→ REQUIRED ACTION
Below are the entries; count the lines in them that contain the word "name" and give only the number.

--

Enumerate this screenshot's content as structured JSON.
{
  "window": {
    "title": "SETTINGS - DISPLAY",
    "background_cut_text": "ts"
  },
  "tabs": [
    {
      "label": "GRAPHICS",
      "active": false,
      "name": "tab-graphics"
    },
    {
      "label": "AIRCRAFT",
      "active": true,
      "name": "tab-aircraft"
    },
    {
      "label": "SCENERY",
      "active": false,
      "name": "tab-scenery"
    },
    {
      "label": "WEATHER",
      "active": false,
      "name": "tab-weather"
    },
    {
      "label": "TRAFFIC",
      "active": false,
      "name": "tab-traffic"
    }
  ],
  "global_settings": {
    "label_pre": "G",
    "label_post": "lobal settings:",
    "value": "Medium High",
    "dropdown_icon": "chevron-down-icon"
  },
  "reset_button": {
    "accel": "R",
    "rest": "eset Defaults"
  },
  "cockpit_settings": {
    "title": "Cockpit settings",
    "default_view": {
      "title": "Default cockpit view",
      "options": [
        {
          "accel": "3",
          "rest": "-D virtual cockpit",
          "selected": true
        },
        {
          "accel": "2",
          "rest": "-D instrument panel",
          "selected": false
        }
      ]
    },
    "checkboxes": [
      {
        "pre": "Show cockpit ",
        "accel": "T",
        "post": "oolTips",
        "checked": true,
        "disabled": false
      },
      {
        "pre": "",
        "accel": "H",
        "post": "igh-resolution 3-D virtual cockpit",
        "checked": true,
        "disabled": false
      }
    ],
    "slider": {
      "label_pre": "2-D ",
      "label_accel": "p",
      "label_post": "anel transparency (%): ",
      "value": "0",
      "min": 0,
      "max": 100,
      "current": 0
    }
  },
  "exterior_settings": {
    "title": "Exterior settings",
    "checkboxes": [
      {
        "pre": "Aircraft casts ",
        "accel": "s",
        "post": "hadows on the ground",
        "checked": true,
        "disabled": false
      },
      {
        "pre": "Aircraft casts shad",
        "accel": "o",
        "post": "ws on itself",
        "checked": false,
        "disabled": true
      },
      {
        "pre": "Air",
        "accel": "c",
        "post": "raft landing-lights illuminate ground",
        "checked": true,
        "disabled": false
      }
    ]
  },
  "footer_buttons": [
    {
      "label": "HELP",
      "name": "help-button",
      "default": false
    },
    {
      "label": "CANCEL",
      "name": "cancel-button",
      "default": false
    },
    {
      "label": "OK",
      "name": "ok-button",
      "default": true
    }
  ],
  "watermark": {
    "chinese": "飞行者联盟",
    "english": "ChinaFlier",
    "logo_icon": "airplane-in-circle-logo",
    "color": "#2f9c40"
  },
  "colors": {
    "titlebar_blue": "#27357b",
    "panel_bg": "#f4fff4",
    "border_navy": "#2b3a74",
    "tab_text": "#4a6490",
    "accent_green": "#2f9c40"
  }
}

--

→ ANSWER SPACE
8